_WHAT YOU NEED TO DO:_ Write out each line below exactly as it appears.

*** DATA FOR ANALYSIS Section Begins ***

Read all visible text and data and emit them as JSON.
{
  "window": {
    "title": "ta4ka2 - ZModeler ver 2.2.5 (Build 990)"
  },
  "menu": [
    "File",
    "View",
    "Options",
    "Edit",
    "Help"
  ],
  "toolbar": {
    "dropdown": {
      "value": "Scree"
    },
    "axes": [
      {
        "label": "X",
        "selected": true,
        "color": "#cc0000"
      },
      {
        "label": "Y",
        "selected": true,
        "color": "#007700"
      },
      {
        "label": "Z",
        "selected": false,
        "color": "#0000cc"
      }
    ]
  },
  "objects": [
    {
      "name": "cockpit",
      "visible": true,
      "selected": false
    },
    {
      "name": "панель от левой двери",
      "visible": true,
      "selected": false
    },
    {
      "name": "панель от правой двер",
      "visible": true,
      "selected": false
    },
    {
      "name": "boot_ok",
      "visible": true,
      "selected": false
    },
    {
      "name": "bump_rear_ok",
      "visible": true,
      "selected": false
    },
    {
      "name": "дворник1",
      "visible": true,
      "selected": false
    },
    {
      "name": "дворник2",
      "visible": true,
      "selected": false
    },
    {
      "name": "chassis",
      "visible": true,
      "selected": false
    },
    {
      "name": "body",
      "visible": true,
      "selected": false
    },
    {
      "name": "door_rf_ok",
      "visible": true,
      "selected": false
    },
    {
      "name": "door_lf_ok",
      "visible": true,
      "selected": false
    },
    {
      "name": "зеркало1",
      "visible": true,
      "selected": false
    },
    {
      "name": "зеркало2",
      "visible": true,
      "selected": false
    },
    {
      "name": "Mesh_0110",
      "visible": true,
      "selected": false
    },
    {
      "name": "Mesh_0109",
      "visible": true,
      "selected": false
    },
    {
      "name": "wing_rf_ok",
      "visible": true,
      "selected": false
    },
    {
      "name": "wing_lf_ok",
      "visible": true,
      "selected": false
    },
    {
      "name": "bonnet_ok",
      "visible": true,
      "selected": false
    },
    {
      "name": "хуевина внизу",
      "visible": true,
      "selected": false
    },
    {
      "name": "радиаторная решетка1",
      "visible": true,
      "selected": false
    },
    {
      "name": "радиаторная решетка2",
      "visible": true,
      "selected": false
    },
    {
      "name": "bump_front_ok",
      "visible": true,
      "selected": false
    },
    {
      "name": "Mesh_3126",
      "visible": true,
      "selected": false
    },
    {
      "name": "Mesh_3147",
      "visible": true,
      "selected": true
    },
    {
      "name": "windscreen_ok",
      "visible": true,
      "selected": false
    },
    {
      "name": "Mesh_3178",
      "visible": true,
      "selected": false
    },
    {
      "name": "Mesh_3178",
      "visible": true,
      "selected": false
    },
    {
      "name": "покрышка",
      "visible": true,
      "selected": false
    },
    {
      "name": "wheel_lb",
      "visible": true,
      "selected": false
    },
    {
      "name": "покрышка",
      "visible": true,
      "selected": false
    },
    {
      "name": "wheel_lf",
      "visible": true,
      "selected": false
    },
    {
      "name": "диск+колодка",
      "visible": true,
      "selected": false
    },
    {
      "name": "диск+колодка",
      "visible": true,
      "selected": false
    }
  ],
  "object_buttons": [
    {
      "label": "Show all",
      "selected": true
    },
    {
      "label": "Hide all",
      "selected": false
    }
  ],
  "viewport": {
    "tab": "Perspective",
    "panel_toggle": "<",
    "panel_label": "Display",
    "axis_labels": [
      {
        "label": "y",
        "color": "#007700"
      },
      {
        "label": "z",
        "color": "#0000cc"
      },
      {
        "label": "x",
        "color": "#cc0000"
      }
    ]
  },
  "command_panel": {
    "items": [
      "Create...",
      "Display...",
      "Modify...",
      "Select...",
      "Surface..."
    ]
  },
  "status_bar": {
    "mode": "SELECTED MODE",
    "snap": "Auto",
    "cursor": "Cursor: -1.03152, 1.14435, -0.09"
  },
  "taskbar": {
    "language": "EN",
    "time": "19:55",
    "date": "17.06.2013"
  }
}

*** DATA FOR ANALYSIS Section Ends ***

_RESPONSE:_
Read all visible text and data and emit them as JSON.
{
  "window": {
    "title": "ta4ka2 - ZModeler ver 2.2.5 (Build 990)"
  },
  "menu": [
    "File",
    "View",
    "Options",
    "Edit",
    "Help"
  ],
  "toolbar": {
    "dropdown": {
      "value": "Scree"
    },
    "axes": [
      {
        "label": "X",
        "selected": true,
        "color": "#cc0000"
      },
      {
        "label": "Y",
        "selected": true,
        "color": "#007700"
      },
      {
        "label": "Z",
        "selected": false,
        "color": "#0000cc"
      }
    ]
  },
  "objects": [
    {
      "name": "cockpit",
      "visible": true,
      "selected": false
    },
    {
      "name": "панель от левой двери",
      "visible": true,
      "selected": false
    },
    {
      "name": "панель от правой двер",
      "visible": true,
      "selected": false
    },
    {
      "name": "boot_ok",
      "visible": true,
      "selected": false
    },
    {
      "name": "bump_rear_ok",
      "visible": true,
      "selected": false
    },
    {
      "name": "дворник1",
      "visible": true,
      "selected": false
    },
    {
      "name": "дворник2",
      "visible": true,
      "selected": false
    },
    {
      "name": "chassis",
      "visible": true,
      "selected": false
    },
    {
      "name": "body",
      "visible": true,
      "selected": false
    },
    {
      "name": "door_rf_ok",
      "visible": true,
      "selected": false
    },
    {
      "name": "door_lf_ok",
      "visible": true,
      "selected": false
    },
    {
      "name": "зеркало1",
      "visible": true,
      "selected": false
    },
    {
      "name": "зеркало2",
      "visible": true,
      "selected": false
    },
    {
      "name": "Mesh_0110",
      "visible": true,
      "selected": false
    },
    {
      "name": "Mesh_0109",
      "visible": true,
      "selected": false
    },
    {
      "name": "wing_rf_ok",
      "visible": true,
      "selected": false
    },
    {
      "name": "wing_lf_ok",
      "visible": true,
      "selected": false
    },
    {
      "name": "bonnet_ok",
      "visible": true,
      "selected": false
    },
    {
      "name": "хуевина внизу",
      "visible": true,
      "selected": false
    },
    {
      "name": "радиаторная решетка1",
      "visible": true,
      "selected": false
    },
    {
      "name": "радиаторная решетка2",
      "visible": true,
      "selected": false
    },
    {
      "name": "bump_front_ok",
      "visible": true,
      "selected": false
    },
    {
      "name": "Mesh_3126",
      "visible": true,
      "selected": false
    },
    {
      "name": "Mesh_3147",
      "visible": true,
      "selected": true
    },
    {
      "name": "windscreen_ok",
      "visible": true,
      "selected": false
    },
    {
      "name": "Mesh_3178",
      "visible": true,
      "selected": false
    },
    {
      "name": "Mesh_3178",
      "visible": true,
      "selected": false
    },
    {
      "name": "покрышка",
      "visible": true,
      "selected": false
    },
    {
      "name": "wheel_lb",
      "visible": true,
      "selected": false
    },
    {
      "name": "покрышка",
      "visible": true,
      "selected": false
    },
    {
      "name": "wheel_lf",
      "visible": true,
      "selected": false
    },
    {
      "name": "диск+колодка",
      "visible": true,
      "selected": false
    },
    {
      "name": "диск+колодка",
      "visible": true,
      "selected": false
    }
  ],
  "object_buttons": [
    {
      "label": "Show all",
      "selected": true
    },
    {
      "label": "Hide all",
      "selected": false
    }
  ],
  "viewport": {
    "tab": "Perspective",
    "panel_toggle": "<",
    "panel_label": "Display",
    "axis_labels": [
      {
        "label": "y",
        "color": "#007700"
      },
      {
        "label": "z",
        "color": "#0000cc"
      },
      {
        "label": "x",
        "color": "#cc0000"
      }
    ]
  },
  "command_panel": {
    "items": [
      "Create...",
      "Display...",
      "Modify...",
      "Select...",
      "Surface..."
    ]
  },
  "status_bar": {
    "mode": "SELECTED MODE",
    "snap": "Auto",
    "cursor": "Cursor: -1.03152, 1.14435, -0.09"
  },
  "taskbar": {
    "language": "EN",
    "time": "19:55",
    "date": "17.06.2013"
  }
}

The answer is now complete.